What to Do After Being Bitten By a Dog in Arizona
Federal regulations concerning dangerous dogs don’t exist—rather, it’s up to every state and city to enact their own policies, and as such, you’ll need to know what your local dog bite laws are. After being bitten by a dog in Arizona, make sure you know what to do to keep yourself and your wallet safe and sound.
Your Health Comes First
Though many worry about strangers’ pets, almost half the time, people are bitten by dogs they know, often because they drop their guard or, in the case of children, play too rough and incite an otherwise friendly dog to bite. If you’ve been bitten, your first priority should be getting to a safe area where the dog can’t hurt you anymore—after that, you should dress your wounds. Common signs that a dog bite is especially serious, infected, or otherwise needs emergency treatment include:

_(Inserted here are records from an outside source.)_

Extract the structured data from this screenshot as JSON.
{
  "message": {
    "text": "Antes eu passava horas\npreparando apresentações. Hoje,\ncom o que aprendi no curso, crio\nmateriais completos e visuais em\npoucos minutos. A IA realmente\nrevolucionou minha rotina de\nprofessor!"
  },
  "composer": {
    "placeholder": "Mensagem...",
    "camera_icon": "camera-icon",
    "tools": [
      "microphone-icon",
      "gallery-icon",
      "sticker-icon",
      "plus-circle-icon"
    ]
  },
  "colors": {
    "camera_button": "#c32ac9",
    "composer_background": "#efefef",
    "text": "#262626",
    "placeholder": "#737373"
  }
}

- Deep wounds that won’t stop bleeding
- Red, swollen, tender skin
- Fever and sweating
- Discolored skin or pus
- Numbness and loss of function
- General weakness or fatigue

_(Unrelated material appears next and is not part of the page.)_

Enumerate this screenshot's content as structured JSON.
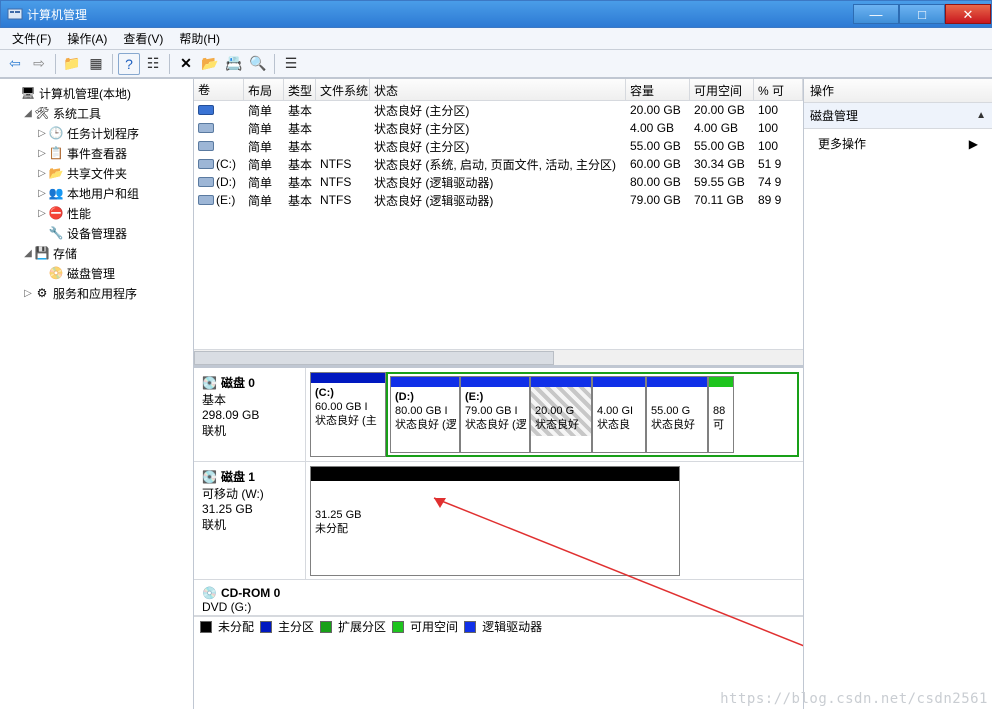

The Owner is Liable
Arizona’s dog bite laws are simple and clear: if you were legally on the property where you were bitten, the owner of the dog is liable for any damages caused by the bite. This extends to all dogs, even if they’ve never bitten before, and also applies while on the owner’s property. There are only a few exceptions to this rule:
- If you were unlawfully on the premises, you cannot receive compensation.
- If the dog was used lawfully for police or military work, you cannot file for any damages from the government.
Note that being bitten by a dog during the course of law enforcement is only legal if you were directly involved in some manner, or more specifically if you were a party to, a participant in, or suspected to be a party to or a participant in whatever activity prompted the use of the dog. In simpler terms, if you were an uninvolved, innocent bystander, the government is liable for dog bites.
After being bitten, you should meet with the owner and check if the dog was vaccinated while telling them you were bitten. You might also want to file a report with local animal control officers, though this isn’t mandatory in Arizona.
Legal Options After Arizona Dog Bites
Filing a claim for a dog bite is one of the only ways you can be compensated for your medical costs and any pain and suffering you might have experienced, but it’s important that you don’t put it off for too long. By Arizona’s statute of limitations, you’ll only have a year to seek out compensation for a dog bite. Additionally, you should note that a dog bite specifically means a dog bite—these laws don’t apply to other dog-related injuries, such as scratches or being pushed down, which will likely have to be treated as serious injury or negligence cases. Regardless of the injury you’ve endured, scheduling a free consultation with a compassionate dog bite attorney with a proven track record is the best way to start the claims or lawsuit process. Call us today at (623) 877-3600 to learn more about dog bites and your options.